Whenever the word "نیاز" turns up in a line of the data below, copy that line.

+ + + +

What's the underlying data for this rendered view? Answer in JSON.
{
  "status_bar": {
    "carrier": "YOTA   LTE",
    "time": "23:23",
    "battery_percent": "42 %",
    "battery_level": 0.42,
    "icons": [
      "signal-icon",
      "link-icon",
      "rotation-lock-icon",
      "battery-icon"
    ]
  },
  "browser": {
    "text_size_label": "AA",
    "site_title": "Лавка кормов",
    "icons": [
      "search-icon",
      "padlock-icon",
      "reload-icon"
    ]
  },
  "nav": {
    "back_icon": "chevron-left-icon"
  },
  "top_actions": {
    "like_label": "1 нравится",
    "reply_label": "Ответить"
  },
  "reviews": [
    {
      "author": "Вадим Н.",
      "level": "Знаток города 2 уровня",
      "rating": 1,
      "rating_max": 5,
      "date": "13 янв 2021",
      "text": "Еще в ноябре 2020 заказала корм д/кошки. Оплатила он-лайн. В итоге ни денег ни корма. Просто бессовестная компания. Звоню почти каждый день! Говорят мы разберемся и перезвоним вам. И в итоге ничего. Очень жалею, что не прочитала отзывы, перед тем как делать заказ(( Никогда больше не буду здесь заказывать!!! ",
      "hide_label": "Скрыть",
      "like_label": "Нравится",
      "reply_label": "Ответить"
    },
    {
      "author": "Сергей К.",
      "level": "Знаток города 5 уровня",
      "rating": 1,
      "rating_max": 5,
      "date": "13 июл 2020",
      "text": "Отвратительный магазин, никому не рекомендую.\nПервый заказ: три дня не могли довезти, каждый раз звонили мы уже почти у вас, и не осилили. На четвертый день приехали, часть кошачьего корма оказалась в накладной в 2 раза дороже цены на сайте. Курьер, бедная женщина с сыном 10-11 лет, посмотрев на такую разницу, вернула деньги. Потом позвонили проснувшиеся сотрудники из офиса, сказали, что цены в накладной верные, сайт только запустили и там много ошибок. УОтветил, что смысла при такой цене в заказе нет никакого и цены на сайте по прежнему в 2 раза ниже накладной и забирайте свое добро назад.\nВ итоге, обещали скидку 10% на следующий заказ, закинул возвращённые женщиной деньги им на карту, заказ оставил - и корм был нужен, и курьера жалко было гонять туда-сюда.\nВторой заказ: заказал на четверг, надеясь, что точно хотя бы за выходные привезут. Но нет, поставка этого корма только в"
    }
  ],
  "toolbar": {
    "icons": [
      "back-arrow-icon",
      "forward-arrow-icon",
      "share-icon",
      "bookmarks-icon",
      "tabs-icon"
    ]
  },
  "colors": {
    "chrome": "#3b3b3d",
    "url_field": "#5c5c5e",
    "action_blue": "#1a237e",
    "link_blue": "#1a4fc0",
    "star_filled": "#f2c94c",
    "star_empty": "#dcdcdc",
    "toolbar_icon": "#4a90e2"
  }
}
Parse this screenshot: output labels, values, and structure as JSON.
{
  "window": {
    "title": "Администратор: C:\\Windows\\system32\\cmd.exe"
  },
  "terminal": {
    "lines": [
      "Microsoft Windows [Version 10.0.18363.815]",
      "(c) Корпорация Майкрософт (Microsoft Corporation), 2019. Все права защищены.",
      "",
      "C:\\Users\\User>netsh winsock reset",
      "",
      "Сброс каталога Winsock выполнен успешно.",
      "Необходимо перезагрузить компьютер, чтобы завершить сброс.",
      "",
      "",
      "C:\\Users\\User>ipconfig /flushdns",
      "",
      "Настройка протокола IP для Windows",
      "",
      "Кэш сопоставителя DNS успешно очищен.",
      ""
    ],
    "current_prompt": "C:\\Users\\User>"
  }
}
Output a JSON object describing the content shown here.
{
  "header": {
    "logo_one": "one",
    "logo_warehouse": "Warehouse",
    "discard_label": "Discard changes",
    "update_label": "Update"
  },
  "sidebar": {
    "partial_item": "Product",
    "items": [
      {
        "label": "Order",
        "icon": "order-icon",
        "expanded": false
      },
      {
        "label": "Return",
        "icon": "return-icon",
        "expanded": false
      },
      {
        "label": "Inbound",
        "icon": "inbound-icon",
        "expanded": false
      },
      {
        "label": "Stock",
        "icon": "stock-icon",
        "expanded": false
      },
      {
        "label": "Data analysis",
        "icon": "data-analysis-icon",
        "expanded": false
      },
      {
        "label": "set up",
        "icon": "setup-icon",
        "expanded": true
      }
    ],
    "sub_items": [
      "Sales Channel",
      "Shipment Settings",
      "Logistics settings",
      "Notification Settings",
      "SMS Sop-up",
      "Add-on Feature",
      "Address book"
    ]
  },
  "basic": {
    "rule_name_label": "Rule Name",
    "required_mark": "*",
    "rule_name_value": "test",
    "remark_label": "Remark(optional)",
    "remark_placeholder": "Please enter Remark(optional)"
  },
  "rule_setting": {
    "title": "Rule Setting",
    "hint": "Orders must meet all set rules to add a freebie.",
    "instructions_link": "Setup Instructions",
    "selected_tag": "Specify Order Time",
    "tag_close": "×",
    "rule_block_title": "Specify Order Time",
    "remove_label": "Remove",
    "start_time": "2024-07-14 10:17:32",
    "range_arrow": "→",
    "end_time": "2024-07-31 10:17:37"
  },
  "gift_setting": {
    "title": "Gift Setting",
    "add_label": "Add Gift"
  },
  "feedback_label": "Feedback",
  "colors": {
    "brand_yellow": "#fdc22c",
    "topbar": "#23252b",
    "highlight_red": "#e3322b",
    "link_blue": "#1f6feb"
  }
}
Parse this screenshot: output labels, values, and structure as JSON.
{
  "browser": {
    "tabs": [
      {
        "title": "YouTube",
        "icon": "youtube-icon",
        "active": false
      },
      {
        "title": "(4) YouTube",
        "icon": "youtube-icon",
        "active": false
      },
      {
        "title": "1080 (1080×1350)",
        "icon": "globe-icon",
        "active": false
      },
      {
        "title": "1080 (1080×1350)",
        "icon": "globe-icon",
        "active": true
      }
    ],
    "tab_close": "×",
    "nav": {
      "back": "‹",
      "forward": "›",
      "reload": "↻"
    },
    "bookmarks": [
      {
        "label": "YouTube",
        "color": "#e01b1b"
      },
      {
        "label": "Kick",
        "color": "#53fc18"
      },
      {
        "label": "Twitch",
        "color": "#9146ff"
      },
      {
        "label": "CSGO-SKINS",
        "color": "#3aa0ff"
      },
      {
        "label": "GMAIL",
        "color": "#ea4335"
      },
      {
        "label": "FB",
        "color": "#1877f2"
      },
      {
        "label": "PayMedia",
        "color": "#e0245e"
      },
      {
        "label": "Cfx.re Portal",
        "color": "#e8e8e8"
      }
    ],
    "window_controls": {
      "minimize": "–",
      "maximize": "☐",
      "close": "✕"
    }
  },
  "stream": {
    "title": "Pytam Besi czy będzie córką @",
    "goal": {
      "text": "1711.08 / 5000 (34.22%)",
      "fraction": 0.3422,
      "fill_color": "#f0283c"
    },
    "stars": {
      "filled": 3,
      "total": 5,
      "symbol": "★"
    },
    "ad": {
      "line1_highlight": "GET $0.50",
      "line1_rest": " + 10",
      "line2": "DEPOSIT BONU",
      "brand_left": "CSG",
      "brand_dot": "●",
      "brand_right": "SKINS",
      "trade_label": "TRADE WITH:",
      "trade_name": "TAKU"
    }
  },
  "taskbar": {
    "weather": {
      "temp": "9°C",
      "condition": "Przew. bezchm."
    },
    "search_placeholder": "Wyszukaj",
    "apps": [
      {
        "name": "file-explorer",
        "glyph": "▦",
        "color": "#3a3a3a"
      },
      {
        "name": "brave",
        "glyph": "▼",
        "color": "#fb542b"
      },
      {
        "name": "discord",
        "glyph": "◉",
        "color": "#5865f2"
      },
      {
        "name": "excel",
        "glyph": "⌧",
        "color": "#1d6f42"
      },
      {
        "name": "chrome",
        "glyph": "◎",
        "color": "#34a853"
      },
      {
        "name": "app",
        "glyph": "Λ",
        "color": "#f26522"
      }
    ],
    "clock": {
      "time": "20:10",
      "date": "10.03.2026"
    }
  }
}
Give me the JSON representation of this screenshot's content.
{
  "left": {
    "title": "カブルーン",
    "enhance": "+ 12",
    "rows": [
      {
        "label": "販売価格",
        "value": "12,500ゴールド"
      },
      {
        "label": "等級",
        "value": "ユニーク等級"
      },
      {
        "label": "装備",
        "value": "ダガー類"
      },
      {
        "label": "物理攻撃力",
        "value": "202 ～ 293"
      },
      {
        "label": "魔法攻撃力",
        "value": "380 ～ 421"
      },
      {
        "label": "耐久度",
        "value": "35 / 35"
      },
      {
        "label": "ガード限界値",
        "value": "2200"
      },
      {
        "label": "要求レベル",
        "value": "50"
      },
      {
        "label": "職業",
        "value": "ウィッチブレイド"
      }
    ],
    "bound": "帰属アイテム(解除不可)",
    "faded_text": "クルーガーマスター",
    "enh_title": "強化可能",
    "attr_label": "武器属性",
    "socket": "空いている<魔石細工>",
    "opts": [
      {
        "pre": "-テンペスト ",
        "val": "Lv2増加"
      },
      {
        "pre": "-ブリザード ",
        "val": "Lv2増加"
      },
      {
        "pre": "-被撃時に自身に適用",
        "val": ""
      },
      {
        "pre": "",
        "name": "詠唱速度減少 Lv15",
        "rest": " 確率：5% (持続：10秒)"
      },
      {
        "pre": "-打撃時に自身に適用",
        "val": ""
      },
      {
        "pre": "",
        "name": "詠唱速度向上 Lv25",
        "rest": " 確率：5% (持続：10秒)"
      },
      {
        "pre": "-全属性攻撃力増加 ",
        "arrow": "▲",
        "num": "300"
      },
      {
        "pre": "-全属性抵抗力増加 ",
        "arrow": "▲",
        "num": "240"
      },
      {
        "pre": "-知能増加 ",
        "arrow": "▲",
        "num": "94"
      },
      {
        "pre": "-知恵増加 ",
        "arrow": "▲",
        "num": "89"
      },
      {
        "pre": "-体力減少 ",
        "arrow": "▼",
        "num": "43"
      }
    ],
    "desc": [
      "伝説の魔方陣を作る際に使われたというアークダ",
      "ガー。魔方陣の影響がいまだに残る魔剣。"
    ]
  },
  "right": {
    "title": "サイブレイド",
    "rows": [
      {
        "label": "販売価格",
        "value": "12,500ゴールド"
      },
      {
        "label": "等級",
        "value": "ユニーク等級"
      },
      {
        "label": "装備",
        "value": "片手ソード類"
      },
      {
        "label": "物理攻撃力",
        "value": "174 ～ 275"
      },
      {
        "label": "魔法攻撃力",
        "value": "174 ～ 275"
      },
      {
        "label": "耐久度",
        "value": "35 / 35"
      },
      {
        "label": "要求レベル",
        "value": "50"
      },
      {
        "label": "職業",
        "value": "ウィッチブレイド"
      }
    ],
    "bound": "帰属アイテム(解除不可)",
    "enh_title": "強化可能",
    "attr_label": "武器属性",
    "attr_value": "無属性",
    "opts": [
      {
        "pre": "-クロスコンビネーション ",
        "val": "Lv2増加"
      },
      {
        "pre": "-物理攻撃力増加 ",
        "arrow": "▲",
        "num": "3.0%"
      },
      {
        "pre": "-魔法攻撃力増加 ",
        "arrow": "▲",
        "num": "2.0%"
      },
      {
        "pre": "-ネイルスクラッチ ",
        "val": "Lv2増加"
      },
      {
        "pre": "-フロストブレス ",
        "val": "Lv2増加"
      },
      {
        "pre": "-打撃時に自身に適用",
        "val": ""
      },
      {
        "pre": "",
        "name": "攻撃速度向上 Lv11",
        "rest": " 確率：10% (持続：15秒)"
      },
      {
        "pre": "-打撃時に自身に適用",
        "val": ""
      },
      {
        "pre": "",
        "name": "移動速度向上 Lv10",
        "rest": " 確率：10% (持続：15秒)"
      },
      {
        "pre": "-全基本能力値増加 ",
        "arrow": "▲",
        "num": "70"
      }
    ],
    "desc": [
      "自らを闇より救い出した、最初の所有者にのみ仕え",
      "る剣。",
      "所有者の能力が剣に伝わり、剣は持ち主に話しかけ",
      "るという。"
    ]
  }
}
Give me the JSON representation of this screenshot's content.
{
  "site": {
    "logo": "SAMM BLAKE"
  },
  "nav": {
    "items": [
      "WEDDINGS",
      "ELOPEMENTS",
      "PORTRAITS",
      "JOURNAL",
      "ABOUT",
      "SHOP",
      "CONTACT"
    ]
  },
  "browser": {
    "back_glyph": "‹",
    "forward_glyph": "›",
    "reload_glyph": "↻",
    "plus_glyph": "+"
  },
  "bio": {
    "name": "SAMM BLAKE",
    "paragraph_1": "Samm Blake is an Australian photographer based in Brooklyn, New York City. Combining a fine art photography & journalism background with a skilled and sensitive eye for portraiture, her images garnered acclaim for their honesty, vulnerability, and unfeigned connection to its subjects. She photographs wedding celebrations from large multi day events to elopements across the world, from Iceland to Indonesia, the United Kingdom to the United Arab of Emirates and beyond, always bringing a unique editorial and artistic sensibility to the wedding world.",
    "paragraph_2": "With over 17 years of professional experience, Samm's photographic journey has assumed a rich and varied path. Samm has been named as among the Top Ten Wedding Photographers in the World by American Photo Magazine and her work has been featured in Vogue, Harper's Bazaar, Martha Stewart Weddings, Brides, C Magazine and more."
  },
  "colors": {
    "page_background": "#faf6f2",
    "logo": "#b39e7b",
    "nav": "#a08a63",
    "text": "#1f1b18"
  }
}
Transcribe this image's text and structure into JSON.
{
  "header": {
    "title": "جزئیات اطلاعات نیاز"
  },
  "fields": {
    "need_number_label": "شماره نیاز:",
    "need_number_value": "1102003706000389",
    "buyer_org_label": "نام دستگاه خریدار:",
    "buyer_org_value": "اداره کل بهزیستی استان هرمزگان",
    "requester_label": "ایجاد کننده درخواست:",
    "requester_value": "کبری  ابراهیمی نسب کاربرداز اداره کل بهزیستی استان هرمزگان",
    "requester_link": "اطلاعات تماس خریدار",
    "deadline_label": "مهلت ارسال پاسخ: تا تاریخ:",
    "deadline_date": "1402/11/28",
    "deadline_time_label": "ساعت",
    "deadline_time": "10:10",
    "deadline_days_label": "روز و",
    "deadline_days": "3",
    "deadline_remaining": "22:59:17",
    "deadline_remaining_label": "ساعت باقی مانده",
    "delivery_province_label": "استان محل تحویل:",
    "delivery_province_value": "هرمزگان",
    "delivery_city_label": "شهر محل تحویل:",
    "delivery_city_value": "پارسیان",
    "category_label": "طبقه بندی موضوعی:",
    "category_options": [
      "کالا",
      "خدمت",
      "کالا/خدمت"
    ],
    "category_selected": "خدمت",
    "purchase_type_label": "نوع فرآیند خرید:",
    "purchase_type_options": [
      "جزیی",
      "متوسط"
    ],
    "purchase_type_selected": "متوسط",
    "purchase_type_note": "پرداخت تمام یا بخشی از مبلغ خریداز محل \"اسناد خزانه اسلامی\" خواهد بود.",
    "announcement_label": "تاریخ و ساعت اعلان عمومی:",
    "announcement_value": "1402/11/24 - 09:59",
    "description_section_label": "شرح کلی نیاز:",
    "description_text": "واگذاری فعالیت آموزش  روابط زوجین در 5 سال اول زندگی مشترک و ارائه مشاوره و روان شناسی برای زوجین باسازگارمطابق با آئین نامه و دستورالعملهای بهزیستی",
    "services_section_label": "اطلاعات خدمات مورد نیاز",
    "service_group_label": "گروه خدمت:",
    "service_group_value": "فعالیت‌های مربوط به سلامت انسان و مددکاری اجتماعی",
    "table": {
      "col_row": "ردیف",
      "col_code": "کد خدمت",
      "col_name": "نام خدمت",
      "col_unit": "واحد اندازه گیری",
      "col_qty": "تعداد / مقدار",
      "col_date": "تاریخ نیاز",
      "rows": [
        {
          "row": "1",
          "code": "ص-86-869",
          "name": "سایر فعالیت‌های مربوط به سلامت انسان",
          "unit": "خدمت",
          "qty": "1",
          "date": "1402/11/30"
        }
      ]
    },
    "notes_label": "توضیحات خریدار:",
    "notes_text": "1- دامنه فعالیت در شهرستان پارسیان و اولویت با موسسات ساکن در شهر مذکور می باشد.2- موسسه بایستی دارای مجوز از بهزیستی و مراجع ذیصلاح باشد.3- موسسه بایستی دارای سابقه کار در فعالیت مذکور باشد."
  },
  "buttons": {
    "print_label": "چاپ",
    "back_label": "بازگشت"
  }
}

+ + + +

RESULT BELOW:
    "title": "جزئیات اطلاعات نیاز"
    "need_number_label": "شماره نیاز:",
    "description_section_label": "شرح کلی نیاز:",
    "services_section_label": "اطلاعات خدمات مورد نیاز",
      "col_date": "تاریخ نیاز",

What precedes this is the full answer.